So I’m on the ‘don’t really like Megan Rapinoe’s style of leadership’ end of the polarisation but not because I’m concerned about her being an outspoken woman or a lesbian.
I just crave leadership and role models who ooze humility, who praise their team before themselves, who don’t beat their own chests like gorillas, seek their own glory or use their platform to for divisiveness. My heros will never be the ones with swag, the loudest ones, the boldest ones, the in-your-face ones.
My heros are the ones whose lives speak the loudest, who sacrifice daily for others, who work hard to build others up, who really try to understand every perspective even if they don’t agree, who journey with others, who serve those under and above them with love and compassion, who spread love not hatred, who have strong opinions but their strongest opinion is the importance of loving and encouraging their fellow man. The truth is that these people are rare and I could hardly think of anyone who fits this perfectly as everyone is imperfect.
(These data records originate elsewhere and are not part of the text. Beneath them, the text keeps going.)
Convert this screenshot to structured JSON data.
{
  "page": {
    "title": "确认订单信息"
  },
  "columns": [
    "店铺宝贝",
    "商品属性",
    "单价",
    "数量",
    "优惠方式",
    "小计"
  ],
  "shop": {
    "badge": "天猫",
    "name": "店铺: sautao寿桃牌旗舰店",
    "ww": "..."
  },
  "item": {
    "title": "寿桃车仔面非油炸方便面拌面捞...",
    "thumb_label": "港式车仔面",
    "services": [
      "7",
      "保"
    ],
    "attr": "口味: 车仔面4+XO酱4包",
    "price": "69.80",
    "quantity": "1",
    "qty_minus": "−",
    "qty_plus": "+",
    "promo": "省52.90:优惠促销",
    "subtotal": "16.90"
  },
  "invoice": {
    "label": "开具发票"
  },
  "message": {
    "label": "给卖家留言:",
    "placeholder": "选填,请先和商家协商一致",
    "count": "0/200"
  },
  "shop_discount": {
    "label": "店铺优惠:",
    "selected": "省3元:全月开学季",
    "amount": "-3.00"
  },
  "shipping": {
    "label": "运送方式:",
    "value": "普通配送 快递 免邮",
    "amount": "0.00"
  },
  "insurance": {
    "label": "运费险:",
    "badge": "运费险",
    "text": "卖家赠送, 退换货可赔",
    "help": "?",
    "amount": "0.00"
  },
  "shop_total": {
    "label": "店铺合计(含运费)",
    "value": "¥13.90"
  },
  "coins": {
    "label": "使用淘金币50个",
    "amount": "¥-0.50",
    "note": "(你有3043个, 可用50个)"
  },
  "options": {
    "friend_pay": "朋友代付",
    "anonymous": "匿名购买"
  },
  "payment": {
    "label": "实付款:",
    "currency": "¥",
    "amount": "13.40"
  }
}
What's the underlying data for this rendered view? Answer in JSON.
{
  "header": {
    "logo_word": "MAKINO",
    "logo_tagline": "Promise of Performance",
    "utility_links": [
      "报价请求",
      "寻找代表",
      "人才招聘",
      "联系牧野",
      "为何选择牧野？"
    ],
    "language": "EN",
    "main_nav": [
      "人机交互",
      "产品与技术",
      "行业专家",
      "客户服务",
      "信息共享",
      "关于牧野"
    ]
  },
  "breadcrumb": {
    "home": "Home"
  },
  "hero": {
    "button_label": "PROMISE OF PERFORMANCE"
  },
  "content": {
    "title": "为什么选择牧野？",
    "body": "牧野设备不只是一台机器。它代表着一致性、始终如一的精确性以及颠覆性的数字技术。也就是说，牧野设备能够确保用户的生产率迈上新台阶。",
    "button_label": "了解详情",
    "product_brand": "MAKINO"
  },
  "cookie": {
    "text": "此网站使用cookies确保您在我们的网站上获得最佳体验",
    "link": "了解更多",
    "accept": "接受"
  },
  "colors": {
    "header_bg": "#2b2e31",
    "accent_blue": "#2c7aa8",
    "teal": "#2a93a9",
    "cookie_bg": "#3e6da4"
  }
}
I think of my new pastor at church Simon, I think of my favourite broadcaster Guy, I think of a girl from my college team Z, I think of a pioneering woman in politics Baroness Scotland, I think of my friend Natalie, I think of Messi, I think of Federer, I think of Serena. I didn’t want to name names because I know that fault can be picked with each person. They are human too.
But my point is that we are allowed to choose our heroes. We ALL choose our heroes from the bottom of our hearts. The bottom of every person’s heart is the one place that should be protected from bias because there, at the bottom of our hearts, is the most beautiful place, where we yearn for things we hold so dear.
So YES America’s new hero is polarising, but NOT because of her orientation and sex, but because not everyone wants a hero like her, for good reason, for ‘bottom-of-the-heart’ reasons.
I want to see women thrive. I loved seeing the full stadium at the World Cup Final. I love hearing so many people talk enthusiastically about the Women’s World Cup. It’s about time. But Megan isn’t MY hero. She could be yours, but she isn’t mine, and that’s fair enough, even if the BBC doesn’t see it that way!